As for the risk of an inter-ethnic conflict, the current tensions have of course had a deleterious effect on relations between Chechens and Ingush. Instances of mutual offenses and provocations are growing. Many Chechens believe that the rally in Magas is an anti-Chechen one, that the Ingush could only come together on anti-Chechen grounds, and that the Ingush have taken advantage of the current situation, in which Chechens find themselves severely suppressed by their government and unable to stand up for their interests. Meanwhile, the Ingush feel deeply insulted because the disputed lands—which they vehemently believe are theirs—have been taken from them using Kadyrov’s unprecedented political weight.

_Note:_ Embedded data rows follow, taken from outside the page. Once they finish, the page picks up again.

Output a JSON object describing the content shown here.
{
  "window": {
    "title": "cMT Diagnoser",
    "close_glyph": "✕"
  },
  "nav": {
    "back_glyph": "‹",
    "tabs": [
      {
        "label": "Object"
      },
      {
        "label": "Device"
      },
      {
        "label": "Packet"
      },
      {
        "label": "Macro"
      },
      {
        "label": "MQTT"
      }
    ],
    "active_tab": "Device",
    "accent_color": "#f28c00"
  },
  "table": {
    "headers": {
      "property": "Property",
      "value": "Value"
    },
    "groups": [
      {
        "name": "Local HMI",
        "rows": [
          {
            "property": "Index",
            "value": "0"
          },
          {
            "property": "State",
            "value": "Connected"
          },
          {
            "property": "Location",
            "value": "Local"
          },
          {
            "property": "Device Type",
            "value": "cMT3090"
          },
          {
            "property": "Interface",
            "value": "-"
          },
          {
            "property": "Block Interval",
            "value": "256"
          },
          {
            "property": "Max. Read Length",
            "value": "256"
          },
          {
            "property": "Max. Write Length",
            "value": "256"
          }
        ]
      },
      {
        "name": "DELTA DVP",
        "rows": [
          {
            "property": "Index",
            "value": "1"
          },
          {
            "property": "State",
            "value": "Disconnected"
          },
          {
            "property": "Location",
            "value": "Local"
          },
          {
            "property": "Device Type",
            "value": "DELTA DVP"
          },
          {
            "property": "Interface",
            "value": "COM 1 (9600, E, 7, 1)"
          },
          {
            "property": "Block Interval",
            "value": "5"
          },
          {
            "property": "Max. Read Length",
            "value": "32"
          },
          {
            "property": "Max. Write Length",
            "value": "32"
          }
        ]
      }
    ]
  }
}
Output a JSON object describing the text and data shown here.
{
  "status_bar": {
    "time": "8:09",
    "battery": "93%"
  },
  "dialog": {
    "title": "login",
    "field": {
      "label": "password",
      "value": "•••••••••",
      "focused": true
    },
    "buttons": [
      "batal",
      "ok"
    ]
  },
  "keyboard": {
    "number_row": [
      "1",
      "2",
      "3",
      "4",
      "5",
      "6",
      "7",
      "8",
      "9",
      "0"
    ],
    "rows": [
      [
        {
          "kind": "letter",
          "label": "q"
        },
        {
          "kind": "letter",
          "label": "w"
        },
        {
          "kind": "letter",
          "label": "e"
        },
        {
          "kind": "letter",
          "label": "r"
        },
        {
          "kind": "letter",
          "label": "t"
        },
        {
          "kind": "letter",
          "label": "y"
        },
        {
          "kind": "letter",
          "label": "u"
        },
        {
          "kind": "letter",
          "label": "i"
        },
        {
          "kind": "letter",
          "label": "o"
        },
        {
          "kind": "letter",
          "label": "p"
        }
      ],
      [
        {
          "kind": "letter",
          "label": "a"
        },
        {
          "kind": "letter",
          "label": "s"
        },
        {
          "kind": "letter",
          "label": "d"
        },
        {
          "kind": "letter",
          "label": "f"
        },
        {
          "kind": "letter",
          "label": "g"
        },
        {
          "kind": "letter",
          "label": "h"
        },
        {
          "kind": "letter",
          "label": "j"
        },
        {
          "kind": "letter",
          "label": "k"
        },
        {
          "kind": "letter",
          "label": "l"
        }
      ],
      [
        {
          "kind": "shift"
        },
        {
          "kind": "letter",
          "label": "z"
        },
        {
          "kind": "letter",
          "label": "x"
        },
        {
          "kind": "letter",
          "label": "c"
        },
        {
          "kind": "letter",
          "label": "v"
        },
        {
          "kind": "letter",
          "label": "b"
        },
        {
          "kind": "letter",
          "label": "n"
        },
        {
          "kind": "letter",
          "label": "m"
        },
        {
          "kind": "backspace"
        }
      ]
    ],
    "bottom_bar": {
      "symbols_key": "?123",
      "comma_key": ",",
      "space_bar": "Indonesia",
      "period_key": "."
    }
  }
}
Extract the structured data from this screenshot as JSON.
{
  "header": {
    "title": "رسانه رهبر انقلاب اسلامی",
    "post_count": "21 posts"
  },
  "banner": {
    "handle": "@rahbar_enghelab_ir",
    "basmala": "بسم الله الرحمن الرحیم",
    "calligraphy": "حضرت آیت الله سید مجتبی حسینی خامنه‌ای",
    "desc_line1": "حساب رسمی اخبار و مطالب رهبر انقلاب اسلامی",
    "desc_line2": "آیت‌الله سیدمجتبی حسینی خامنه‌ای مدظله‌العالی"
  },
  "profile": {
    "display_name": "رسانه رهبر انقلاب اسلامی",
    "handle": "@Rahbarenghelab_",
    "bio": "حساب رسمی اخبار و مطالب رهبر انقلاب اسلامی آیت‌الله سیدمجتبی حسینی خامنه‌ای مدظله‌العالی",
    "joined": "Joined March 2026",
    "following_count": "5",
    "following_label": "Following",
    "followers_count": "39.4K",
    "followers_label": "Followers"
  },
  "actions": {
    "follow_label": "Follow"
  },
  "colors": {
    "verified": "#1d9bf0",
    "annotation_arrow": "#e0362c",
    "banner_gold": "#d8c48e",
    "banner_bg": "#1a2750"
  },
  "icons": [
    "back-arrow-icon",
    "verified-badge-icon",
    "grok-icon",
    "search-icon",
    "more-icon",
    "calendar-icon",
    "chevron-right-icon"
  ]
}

At this point, however, this is not a very deep or intractable conflict; the Chechens and Ingush are still very close ethnic groups. However, unless rapid and constructive measures are taken to resolve this dispute, inter-ethnic tensions will continue to grow. On social media, the number of references to possible “bloodshed,” “enmity,” and “treason” is growing rapidly. Kadyrov’s visit to the Ingush village of Surkhakhi last week has shown that young people are willing to engage in massive mobilization. Still, traditional conciliatory institutions are strong—everyone understands their personal responsibility for potential consequences and most people believe that the current conflict has been provoked by the authorities, who have grossly mishandled the situation.
Dr. Ekaterina Sokirianskaia is the founder and director at Conflict Analysis and prevention center which provides analysis of violent conflicts in Russia and the post-Soviet space. She has 18 years of experience working on human rights and conflict resolution in the North Caucasus. From 2011 to 2017, she served as International Crisis Group’s Russia/North Caucasus Project Director, supervising the organization’s research and advocacy in the region.